Here is the view from the Parks Monument. You're looking at the Tanana Valley and the Tanana River. Fairbanks is located in the Tanana Valley. The Tanana is a braided river and is either the largest or fourth largest contributing river to the Yukon. File that away in case you're ever on Jeopardy. Oh, I don't know if it's the fourth or the biggest. My tour material contradicts itself. :)
Token picture of my motorcoach.
Here is a gift shop in Nenana. Nenana is a little town on the banks of the confluence of the Tanana and Nenana rivers. It's a cute little town. I thought the flowers were beautiful so I took the picture.
I took this because it shows how they announce the fire danger here. They hang up signs at the little towns you pass through. I'm sure other places do this as well, but fire is a huge threat here. Approximately, 500,000 acres burn each year.
This little boat is next to the visitor center. I have no idea why it's here on display, but since I was taking pictures of the stuff at the visitor center, I felt obligated to take a picture of the boat.
Totem poles are very common here. We even saw one on the side of the Alaska highway out in the middle of nowhere. They are a reflection of the Native culture here.
Okay, now this tripod is cool. It's used as part of the Nenana Ice Festival. Every year they put this tripod on the Nenana river. They hook it to a tripwire which is hooked to a clock.
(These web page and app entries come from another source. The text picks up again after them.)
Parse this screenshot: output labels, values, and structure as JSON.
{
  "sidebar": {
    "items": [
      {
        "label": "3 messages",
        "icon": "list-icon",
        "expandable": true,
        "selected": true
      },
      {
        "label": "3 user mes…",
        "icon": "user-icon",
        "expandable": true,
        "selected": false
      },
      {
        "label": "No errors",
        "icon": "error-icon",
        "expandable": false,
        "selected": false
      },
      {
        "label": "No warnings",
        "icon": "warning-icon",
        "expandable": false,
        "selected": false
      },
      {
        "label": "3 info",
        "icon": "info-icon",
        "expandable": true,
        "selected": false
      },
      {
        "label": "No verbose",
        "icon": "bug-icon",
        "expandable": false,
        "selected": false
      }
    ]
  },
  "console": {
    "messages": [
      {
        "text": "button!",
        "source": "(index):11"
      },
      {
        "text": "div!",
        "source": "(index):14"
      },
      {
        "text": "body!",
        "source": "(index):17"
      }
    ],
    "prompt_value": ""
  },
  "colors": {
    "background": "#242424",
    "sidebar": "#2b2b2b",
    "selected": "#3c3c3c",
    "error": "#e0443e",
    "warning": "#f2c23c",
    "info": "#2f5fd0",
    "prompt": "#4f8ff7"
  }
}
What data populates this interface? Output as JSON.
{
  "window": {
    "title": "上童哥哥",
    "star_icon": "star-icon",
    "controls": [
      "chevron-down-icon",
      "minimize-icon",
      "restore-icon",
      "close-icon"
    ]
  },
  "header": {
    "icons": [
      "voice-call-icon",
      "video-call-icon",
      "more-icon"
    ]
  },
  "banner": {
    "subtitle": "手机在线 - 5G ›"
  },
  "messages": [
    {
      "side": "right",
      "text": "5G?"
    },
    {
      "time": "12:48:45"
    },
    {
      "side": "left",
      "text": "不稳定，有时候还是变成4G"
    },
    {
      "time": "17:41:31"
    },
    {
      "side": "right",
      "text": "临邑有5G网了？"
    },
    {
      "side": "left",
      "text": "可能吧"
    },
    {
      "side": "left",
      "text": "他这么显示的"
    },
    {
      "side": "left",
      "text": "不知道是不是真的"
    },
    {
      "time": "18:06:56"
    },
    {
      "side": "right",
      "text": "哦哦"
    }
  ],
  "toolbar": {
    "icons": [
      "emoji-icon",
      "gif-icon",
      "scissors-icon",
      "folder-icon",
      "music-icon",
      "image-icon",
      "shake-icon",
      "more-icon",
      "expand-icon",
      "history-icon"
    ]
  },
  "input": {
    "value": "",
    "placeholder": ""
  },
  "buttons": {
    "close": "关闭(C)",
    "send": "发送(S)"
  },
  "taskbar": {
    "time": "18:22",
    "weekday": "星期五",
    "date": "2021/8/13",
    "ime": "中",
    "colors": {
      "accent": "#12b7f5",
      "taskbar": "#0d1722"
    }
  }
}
At breakup (when the river starts to thaw and massive chunks of ice flow down the river) when the ice really is breaking up and spring really is coming, that tripod begins to float down the river on the ice, trips the wire, and records the official time of "breakup."
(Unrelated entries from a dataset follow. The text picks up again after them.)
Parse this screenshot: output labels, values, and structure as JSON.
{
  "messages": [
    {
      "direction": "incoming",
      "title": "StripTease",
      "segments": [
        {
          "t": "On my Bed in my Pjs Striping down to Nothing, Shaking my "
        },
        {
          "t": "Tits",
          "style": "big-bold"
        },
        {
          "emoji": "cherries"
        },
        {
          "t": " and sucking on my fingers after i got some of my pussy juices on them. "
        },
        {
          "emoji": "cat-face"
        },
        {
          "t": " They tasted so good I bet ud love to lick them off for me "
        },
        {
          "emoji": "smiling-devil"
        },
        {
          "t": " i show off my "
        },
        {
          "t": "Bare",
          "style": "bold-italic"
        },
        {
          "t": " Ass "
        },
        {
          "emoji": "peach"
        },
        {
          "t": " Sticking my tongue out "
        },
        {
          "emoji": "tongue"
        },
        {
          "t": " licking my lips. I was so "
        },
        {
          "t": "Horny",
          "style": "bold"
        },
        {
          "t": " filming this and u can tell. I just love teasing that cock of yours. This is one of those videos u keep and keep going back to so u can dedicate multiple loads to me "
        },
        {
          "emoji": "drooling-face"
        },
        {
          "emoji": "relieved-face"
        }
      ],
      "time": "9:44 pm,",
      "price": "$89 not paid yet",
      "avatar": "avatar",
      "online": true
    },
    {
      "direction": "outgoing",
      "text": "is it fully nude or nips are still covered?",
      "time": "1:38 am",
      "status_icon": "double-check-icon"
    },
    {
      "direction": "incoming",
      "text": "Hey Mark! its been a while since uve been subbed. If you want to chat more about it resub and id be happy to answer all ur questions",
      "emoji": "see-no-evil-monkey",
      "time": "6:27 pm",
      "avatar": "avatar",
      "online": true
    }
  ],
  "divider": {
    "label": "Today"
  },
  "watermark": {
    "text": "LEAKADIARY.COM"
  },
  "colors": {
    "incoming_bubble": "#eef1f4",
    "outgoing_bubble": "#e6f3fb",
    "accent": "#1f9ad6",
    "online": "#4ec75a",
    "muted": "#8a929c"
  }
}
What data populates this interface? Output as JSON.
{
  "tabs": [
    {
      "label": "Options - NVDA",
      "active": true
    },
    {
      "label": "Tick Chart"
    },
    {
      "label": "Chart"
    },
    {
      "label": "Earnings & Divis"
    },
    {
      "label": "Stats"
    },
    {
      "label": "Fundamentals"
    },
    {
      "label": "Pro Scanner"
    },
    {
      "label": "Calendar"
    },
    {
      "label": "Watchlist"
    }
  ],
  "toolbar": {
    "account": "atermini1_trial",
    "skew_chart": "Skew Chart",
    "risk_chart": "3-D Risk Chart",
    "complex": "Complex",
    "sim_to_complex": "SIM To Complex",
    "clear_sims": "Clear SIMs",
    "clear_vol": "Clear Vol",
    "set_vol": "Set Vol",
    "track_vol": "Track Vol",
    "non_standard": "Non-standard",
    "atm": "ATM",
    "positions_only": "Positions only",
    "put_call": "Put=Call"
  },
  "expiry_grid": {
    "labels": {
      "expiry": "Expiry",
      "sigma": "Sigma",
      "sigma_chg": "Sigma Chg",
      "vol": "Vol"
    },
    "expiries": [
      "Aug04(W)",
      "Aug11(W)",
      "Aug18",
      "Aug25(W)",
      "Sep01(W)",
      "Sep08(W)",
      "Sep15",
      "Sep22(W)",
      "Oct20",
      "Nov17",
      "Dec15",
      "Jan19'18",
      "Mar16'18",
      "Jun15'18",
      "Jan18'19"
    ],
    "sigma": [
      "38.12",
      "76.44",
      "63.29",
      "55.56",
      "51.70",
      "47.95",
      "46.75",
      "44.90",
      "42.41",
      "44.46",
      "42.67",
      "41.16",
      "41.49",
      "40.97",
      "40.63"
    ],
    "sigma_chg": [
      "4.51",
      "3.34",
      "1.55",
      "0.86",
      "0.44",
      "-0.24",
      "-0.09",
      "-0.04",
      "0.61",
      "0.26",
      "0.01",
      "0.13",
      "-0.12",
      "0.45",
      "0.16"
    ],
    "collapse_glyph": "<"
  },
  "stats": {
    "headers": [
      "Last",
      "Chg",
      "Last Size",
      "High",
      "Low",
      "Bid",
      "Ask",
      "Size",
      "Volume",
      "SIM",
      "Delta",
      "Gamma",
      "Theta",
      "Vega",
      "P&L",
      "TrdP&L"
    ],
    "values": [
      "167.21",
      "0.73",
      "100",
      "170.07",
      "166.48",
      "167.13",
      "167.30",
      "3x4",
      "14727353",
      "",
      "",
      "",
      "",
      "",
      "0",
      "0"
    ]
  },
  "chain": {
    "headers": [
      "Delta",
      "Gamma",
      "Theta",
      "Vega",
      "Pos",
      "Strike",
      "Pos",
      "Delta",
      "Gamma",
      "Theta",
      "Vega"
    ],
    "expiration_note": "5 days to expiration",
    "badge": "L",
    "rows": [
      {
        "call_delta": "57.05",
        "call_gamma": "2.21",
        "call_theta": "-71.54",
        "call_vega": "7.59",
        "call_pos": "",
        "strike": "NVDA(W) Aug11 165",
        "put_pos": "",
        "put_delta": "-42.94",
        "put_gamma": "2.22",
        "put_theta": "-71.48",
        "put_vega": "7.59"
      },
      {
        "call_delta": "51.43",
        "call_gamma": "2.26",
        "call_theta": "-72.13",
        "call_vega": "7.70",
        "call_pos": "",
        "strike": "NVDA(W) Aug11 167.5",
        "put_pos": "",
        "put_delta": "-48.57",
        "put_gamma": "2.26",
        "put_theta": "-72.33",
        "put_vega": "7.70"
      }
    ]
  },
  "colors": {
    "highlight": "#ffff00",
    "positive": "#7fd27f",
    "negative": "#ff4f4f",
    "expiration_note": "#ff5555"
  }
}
People from all over Alaska buy tickets for $2.50 and guess what time breakup will happen. The winner takes the winnings from the sale of the tickets (minus costs, I'm sure). If they are the only one to guess the right time, they get it all. If more than one person guesses the right time, they split the money. Even people from the Lower 48 can guess.
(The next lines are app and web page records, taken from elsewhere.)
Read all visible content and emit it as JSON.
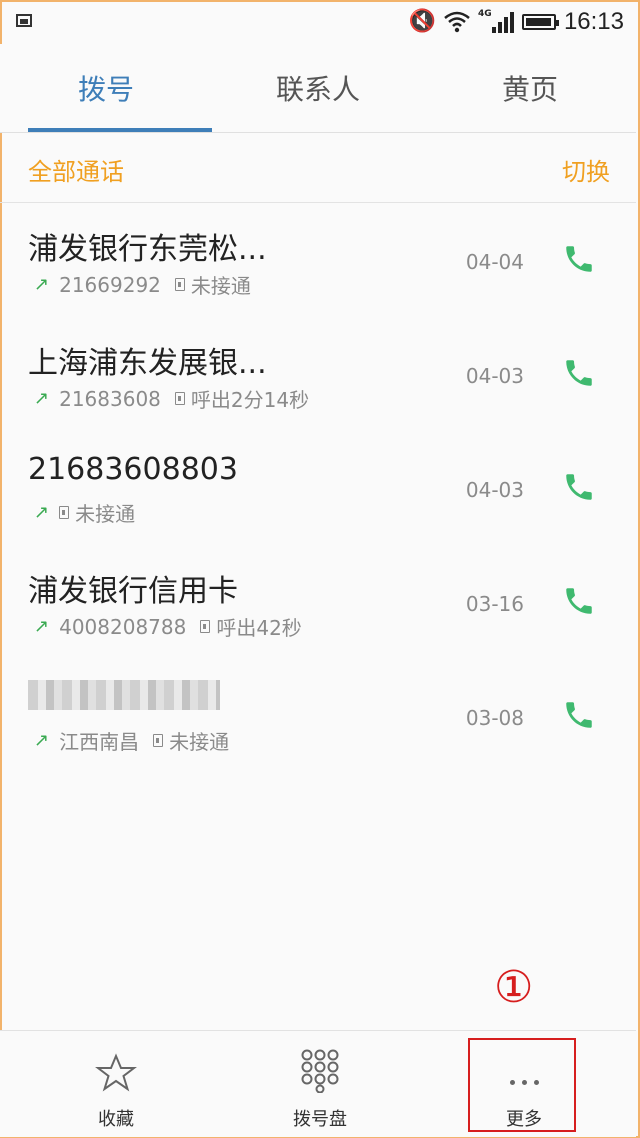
{
  "status_bar": {
    "time": "16:13",
    "network": "4G",
    "mute_glyph": "🔇"
  },
  "tabs": [
    {
      "label": "拨号",
      "active": true
    },
    {
      "label": "联系人",
      "active": false
    },
    {
      "label": "黄页",
      "active": false
    }
  ],
  "filter": {
    "all_calls": "全部通话",
    "switch": "切换"
  },
  "calls": [
    {
      "name": "浦发银行东莞松...",
      "number": "21669292",
      "status": "未接通",
      "date": "04-04"
    },
    {
      "name": "上海浦东发展银...",
      "number": "21683608",
      "status": "呼出2分14秒",
      "date": "04-03"
    },
    {
      "name": "21683608803",
      "number": "",
      "status": "未接通",
      "date": "04-03"
    },
    {
      "name": "浦发银行信用卡",
      "number": "4008208788",
      "status": "呼出42秒",
      "date": "03-16"
    },
    {
      "name": "",
      "number": "江西南昌",
      "status": "未接通",
      "date": "03-08",
      "name_blurred": true
    }
  ],
  "annotation": {
    "marker": "①"
  },
  "bottom_nav": {
    "favorites": "收藏",
    "dialpad": "拨号盘",
    "more": "更多"
  },
  "colors": {
    "accent_blue": "#3e7eb8",
    "accent_orange": "#f0a021",
    "call_green": "#3fb96f",
    "outgoing_green": "#3aaa52",
    "annotation_red": "#d61e1e"
  },
  "icons": {
    "call": "phone-icon",
    "outgoing": "outgoing-arrow-icon",
    "sim": "sim-card-icon",
    "favorites": "star-icon",
    "dialpad": "dialpad-icon",
    "more": "more-dots-icon"
  }
}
This is an example of a cache. The natives built these to store food, tools, and goods in. When white people came here, they adopted they idea if they lived out in the bush.
This is the visitor center. It's cute. It has pretty flowers hanging on it.